All lines in the material with the string "title" should be listed.

(Information provided Opens)

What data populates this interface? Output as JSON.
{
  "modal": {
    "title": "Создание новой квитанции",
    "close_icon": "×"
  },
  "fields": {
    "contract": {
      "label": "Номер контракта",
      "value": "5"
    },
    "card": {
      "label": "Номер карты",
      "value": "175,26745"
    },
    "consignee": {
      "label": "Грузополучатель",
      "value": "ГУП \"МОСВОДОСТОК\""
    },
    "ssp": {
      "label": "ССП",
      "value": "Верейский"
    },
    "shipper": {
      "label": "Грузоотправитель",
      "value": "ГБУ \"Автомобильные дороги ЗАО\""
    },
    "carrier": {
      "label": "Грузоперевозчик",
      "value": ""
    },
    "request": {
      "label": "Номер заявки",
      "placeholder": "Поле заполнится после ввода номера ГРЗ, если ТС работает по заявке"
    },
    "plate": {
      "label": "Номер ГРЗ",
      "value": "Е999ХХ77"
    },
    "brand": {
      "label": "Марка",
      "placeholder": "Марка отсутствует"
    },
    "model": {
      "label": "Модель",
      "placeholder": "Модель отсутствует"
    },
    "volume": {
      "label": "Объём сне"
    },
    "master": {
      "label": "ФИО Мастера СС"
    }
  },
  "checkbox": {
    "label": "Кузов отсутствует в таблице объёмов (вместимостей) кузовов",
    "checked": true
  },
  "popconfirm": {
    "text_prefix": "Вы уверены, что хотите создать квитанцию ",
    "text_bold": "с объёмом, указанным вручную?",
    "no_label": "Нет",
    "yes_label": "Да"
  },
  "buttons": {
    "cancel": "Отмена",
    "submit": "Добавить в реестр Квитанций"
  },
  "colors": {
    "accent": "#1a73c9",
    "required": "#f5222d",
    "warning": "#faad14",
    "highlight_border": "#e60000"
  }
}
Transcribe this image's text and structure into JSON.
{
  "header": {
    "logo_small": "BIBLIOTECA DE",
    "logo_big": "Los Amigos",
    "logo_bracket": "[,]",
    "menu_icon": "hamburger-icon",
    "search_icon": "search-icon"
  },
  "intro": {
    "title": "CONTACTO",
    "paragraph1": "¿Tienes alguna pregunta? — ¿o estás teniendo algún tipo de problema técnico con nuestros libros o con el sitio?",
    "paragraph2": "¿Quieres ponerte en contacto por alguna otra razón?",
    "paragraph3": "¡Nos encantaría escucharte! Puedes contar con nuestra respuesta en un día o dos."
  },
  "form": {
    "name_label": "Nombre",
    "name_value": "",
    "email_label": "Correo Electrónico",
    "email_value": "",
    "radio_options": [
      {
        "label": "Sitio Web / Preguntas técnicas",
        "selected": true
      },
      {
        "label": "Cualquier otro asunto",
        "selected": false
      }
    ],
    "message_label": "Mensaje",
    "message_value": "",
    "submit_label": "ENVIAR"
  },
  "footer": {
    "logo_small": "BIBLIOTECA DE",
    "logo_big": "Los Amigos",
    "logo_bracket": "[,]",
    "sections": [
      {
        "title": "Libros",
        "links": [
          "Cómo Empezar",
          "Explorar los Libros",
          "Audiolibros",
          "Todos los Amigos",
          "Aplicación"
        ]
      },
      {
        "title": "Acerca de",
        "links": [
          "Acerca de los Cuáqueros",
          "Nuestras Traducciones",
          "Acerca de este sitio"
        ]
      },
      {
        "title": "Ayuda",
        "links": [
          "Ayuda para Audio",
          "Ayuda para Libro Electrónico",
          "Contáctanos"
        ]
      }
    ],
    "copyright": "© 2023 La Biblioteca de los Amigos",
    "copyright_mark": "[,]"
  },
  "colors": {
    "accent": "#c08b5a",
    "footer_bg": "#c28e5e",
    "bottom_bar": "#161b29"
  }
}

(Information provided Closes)

> [Task solution]:
    "title": "Создание новой квитанции",
    "title": "CONTACTO",
        "title": "Libros",
        "title": "Acerca de",
        "title": "Ayuda",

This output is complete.